▶ _DIRECTIONS FOR THIS TASK_: I'd like every record written out again, exactly as it is.

[Data about app and page elements]
◇ ◇ ◇ ◇

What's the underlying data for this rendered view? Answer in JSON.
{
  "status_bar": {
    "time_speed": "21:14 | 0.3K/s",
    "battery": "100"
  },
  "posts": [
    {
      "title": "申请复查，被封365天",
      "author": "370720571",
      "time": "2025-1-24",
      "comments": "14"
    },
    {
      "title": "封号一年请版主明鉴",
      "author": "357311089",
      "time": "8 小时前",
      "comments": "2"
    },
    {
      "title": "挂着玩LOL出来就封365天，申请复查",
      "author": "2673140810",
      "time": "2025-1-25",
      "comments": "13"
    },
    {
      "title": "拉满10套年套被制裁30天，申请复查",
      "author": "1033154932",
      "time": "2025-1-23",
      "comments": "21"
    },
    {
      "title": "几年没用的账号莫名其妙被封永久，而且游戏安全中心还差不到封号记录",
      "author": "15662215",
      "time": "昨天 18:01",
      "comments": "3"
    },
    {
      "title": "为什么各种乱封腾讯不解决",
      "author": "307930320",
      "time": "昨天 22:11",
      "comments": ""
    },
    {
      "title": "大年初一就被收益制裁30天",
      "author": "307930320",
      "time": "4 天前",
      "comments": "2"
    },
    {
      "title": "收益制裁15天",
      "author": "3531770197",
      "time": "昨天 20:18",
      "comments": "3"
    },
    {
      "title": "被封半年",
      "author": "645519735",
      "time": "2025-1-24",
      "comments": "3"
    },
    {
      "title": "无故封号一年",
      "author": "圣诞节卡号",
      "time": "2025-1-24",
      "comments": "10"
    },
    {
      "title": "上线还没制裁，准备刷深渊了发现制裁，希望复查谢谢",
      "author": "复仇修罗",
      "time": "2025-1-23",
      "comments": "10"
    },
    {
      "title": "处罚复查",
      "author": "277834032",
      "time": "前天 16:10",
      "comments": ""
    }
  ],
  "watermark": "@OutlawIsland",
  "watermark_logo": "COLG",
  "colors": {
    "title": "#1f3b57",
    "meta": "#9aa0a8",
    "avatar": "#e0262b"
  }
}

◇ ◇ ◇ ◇

▶ _ANSWER SECTION_:
What's the underlying data for this rendered view? Answer in JSON.
{
  "status_bar": {
    "time_speed": "21:14 | 0.3K/s",
    "battery": "100"
  },
  "posts": [
    {
      "title": "申请复查，被封365天",
      "author": "370720571",
      "time": "2025-1-24",
      "comments": "14"
    },
    {
      "title": "封号一年请版主明鉴",
      "author": "357311089",
      "time": "8 小时前",
      "comments": "2"
    },
    {
      "title": "挂着玩LOL出来就封365天，申请复查",
      "author": "2673140810",
      "time": "2025-1-25",
      "comments": "13"
    },
    {
      "title": "拉满10套年套被制裁30天，申请复查",
      "author": "1033154932",
      "time": "2025-1-23",
      "comments": "21"
    },
    {
      "title": "几年没用的账号莫名其妙被封永久，而且游戏安全中心还差不到封号记录",
      "author": "15662215",
      "time": "昨天 18:01",
      "comments": "3"
    },
    {
      "title": "为什么各种乱封腾讯不解决",
      "author": "307930320",
      "time": "昨天 22:11",
      "comments": ""
    },
    {
      "title": "大年初一就被收益制裁30天",
      "author": "307930320",
      "time": "4 天前",
      "comments": "2"
    },
    {
      "title": "收益制裁15天",
      "author": "3531770197",
      "time": "昨天 20:18",
      "comments": "3"
    },
    {
      "title": "被封半年",
      "author": "645519735",
      "time": "2025-1-24",
      "comments": "3"
    },
    {
      "title": "无故封号一年",
      "author": "圣诞节卡号",
      "time": "2025-1-24",
      "comments": "10"
    },
    {
      "title": "上线还没制裁，准备刷深渊了发现制裁，希望复查谢谢",
      "author": "复仇修罗",
      "time": "2025-1-23",
      "comments": "10"
    },
    {
      "title": "处罚复查",
      "author": "277834032",
      "time": "前天 16:10",
      "comments": ""
    }
  ],
  "watermark": "@OutlawIsland",
  "watermark_logo": "COLG",
  "colors": {
    "title": "#1f3b57",
    "meta": "#9aa0a8",
    "avatar": "#e0262b"
  }
}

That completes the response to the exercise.